I don't like the line translated as "and that your gentle weight" because "dulce peso" is definitely "sweet" rather than "gentle" weight and the original made me think of the pietà (though now that I've had a look online I'm getting references to the sweet weight of Mary's unborn child and to the "dulce peso" of Christ on the cross).

Continuing with the slightly archaic English, how about ending with

I would not love your feet
had they not walked
on earth, above
the wind, and on the waters,
till they reached me.

E. M. Selinger said...

Laura, I love your "absurd, but impractical" idea!
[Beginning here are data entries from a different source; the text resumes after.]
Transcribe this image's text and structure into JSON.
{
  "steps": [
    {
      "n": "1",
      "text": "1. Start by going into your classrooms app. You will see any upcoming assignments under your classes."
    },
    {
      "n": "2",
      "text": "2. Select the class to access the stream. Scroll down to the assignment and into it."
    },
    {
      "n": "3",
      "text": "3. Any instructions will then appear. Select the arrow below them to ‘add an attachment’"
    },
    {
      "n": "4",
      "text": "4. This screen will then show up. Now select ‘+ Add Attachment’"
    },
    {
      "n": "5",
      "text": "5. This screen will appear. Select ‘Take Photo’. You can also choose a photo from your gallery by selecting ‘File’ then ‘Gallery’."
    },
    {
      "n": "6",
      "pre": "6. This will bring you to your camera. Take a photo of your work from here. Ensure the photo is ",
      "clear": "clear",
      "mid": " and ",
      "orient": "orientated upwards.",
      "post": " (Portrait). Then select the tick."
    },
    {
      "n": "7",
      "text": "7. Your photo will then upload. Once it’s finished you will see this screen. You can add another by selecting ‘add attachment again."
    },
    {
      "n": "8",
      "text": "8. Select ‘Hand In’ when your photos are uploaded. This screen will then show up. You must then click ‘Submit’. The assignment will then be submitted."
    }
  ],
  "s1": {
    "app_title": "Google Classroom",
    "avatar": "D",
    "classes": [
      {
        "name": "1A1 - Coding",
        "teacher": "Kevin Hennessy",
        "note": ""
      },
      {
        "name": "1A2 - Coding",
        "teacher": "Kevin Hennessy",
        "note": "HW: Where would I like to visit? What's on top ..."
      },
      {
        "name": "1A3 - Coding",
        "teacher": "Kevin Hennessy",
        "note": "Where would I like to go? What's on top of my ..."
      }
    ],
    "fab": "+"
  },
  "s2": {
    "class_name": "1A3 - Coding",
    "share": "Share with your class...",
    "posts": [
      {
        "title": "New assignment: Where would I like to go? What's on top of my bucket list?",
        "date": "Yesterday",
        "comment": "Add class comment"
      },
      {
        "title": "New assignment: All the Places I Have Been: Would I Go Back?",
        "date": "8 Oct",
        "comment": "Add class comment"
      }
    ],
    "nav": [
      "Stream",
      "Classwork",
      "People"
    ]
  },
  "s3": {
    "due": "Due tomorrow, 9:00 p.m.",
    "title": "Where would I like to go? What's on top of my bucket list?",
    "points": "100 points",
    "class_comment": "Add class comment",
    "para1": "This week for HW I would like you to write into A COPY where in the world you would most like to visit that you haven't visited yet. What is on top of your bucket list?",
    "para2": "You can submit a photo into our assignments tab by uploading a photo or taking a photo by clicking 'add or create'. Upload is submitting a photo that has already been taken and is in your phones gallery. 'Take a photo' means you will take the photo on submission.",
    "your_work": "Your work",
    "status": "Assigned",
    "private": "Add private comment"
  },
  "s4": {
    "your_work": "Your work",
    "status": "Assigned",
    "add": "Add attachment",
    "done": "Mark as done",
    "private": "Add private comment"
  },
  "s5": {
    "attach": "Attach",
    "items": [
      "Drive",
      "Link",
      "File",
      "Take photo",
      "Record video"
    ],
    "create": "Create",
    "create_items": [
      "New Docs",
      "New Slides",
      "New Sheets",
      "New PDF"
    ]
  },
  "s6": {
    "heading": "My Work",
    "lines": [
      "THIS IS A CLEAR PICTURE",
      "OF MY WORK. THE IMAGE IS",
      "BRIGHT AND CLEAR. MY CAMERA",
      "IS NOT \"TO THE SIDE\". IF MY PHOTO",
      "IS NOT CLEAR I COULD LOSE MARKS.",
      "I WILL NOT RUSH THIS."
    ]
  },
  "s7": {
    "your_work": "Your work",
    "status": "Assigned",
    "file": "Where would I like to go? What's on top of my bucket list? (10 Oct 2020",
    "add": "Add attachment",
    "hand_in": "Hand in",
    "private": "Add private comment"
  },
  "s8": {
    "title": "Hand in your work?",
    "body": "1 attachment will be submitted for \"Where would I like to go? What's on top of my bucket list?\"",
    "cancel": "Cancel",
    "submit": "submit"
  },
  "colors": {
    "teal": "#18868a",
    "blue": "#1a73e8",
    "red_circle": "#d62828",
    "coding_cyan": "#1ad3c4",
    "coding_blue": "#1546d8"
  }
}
I'll try to treat those glum thoughts as Alice in Wonderland-style messengers, if they show up today. (As well they might: a restless night last night.)

The hernia never made me feel my age, perhaps because the original injury happened when I was in my 30s, and perhaps because my recovery was so quick. Hobbling about for two weeks was less painful, but more ominous, somehow.

I'm fascinated by the religious echoes you hear in "Tus Pies." I think there's a scene in the Old Testament involving God's feet, and of course not seeing God face-to-face features prominently there. When I get to the office I'll look it up.

So sorry you're feeling like you're "falling apart" as well. Hazard of the profession, sitting or standing, I fear!

E. M. Selinger said...

On a related note--I carefully packed a lovely salad for lunch (grilled chicken, mango, some quinoa that my wife made for us this morning) and dropped the bag it was in before I got to the office. Sadly, the salad was in a glass bowl, which shattered instantly. Off in search of food to replace it--plenty of options around, but nothing that yummy, I fear.

Laura Vivanco said...

Lost sleep and lost food! To paraphrase Lady Bracknell rather radically: To lose one, Professor Selinger, may be regarded as a misfortune; to lose both may be cause for despair.

Re the feet versus the face, I'm not so good on the Old Testament. I've always been rather intrigued by the story of the washing of Jesus' feet:

37 And, behold, a woman in the city, which was a sinner, when she knew that Jesus sat at meat in the Pharisee's house, brought an alabaster box of ointment,

38 And stood at his feet behind him weeping, and began to wash his feet with tears, and did wipe them with the hairs of her head, and kissed his feet, and anointed them with the ointment. (Luke 7)

I think she tends to be depicted looking down at the feet rather than up at his face (e.g. here).

Also, when I was young we always went on holiday to Spain to see my father's side of the family and perhaps, being small, I saw a lot of crucifixes from a height which made me focus on the feet. Actually, given the height of the cross (and, often, the height of the paintings/crucifixes), quite a lot of real and painted people probably end up looking at the feet.

Maybe another influence on my thinking about divine feet are the lines in the poem/hymn about "And did those feet, in ancient times, walk upon England's mountains green."